Over the past four or five seasons, I’ve been a pretty harsh critic of Tyler Bozak. I’ve frequently argued that he was a poor player propped up by playing with one of the league’s most dynamic wingers, and that if it weren’t for Phil Kessel, Tyler Bozak would score very few points in the National Hockey League.
Despite my criticisms, Bozak has continued to put up points since Kessel was traded to the Penguins, and I think it’s time for a re-assessment of Bozak’s play. Let’s take a look at how we got to here, and what the evidence seems to say today.
My criticisms of Bozak have tended towards two points:
1. He only scores because he plays with great wingers.
2. He’s poor defensively.
Let’s start with the first one. Tyler Bozak’s scoring really broke out in the 2011-12 season when he scored 47 points, which ranked him 38th among NHL centres that year. That was a big jump over the prior season when his 32 points put him 65th in scoring for centres, tied with long-time depth centres such as Dominic Moore and Marty Reasoner. Bozak put up a pretty high rate of points playing with Phil Kessel over the four seasons starting in 2011-12, so that’s the span I’m going to focus on.
Over those four seasons, Tyler Bozak played a remarkable amount of his even strength minutes with Phil Kessel: 85%. To give you some idea how much Bozak and Kessel were joined at the hip, that’s about how often Daniel and Henrik Sedin played together during those seasons. In 2011-12, Bozak and Kessel’s primary 3rd linemate was Joffrey Lupul. For the next three years, it was James van Riemsdyk. Let’s take a look at how Bozak’s scoring compared to his linemates over that four-year span:
Bozak didn’t outscore any of his most common linemates in any of those years. And the degree to which he was outscored by Kessel was remarkable: despite Bozak playing 85% of his minutes with Kessel, Phil had 100 more points, an average of 25 per year. What kind of 1st line centre, I wondered, never outscores his wingers?
There was even more evidence that Bozak’s scoring was primarily driven by his time spent with Kessel. Here are Tyler’s per-60 minute rates of goals, assists, and points at 5v5 while playing with and without Phil from 2011-12 to 2014-15:
When playing with Kessel, Bozak’s scoring dropped in nearly half. To put in perspective what those scoring rates mean, here are roughly the scoring rate cut-offs for various lines from 2011-12 to 2014-15:
So Bozak’s scoring rate fell from “pretty good 2nd liner” to “bad 4th liner” when not playing with Kessel. Based on that evidence, it seemed fair to say that Bozak was not capable of generating points in the NHL without Phil Kessel.
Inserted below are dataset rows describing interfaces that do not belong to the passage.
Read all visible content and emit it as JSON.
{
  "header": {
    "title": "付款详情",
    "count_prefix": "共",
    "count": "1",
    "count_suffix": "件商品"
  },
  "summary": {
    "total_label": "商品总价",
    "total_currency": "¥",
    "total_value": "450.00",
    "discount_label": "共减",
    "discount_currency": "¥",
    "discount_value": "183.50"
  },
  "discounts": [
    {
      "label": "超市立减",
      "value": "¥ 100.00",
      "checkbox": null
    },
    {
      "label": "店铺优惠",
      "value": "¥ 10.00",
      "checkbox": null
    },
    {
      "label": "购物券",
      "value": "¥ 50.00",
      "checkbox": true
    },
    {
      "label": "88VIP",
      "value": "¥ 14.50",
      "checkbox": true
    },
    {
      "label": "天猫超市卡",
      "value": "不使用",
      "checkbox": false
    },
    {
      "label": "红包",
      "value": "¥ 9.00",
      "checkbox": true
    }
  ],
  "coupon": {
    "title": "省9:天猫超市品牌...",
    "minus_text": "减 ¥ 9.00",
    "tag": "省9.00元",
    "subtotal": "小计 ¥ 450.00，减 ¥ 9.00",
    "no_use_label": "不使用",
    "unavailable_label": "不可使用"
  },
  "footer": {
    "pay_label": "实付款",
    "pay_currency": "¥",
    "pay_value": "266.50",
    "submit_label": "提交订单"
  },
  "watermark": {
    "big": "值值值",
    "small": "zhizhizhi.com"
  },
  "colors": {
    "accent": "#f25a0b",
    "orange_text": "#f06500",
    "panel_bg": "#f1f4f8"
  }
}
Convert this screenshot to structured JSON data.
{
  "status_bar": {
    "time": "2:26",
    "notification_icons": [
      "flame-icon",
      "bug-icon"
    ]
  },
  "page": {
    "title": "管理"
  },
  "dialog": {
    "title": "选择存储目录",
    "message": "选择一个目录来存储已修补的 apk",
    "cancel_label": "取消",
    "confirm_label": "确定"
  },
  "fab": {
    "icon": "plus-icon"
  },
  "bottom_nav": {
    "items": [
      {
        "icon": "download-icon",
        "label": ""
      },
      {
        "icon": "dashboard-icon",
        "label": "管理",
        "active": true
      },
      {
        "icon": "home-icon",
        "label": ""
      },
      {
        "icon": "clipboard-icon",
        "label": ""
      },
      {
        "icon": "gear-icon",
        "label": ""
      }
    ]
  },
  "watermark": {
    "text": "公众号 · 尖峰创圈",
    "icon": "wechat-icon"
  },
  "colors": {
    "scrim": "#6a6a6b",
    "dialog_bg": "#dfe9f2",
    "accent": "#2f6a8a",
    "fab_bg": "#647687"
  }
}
If that was true, we’d expect that Bozak would have struggled to put up points since the Leafs sent Phil Kessel to the Penguins. But that hasn’t happened. Since the start of the 2015-16 season, Bozak has 44 points in 69 games, very similar to the rate that he scored at over the previous few seasons. Let’s see how his scoring rate at 5v5 has fared:
Not only has Bozak’s scoring not fallen, but it’s even gone up a little bit. That’s partly because this season Bozak is benefitting from an absurdly high on-ice S%: 14% vs 9% during his last four years with Kessel. So we should expect Bozak’s scoring rate this season to slow down. But even still, there’s no escaping the fact that Bozak has continued to score at a reasonably good rate since the Phil Kessel trade.
If I’m being fair, and I try to be fair, I have to admit that I was wrong. Tyler Bozak has continued scoring at a decent clip even without Phil Kessel on his wing. I underestimated his offensive skill.
The other half of the equation is defence. And on that count, I think my original judgement still holds. Watching Bozak play, he often still floats in the defensive zone, and he frequently loses his coverage. The numbers back up my assessment. Bozak continues to have very poor defensive results relative to the rest of the Leafs. The next chart is the rate at which shot attempts have been allowed by the Leafs with Bozak on the ice over the past five seasons (a higher CA/60 Rel is bad, ie. the team allows more shots when that player is on the ice):
You can see pretty clearly when Mike Babcock takes over, as the team-wide rate of shots against drops pretty sharply.
Bozak’s numbers have improved somewhat over the past two seasons, but the most likely explanation is that he’s now being deployed in a much more sheltered role, no longer asked to play against the other team’s top lines every night.
So Bozak’s defensive play has continued to have problems, and I think it’s fair to be critical of his results when the Leafs don’t have the puck. But as for his offensive skill, I under-rated it. He’s continued to put up points even without Phil Kessel on his wing, and my prediction that his scoring would crater without Kessel was wrong.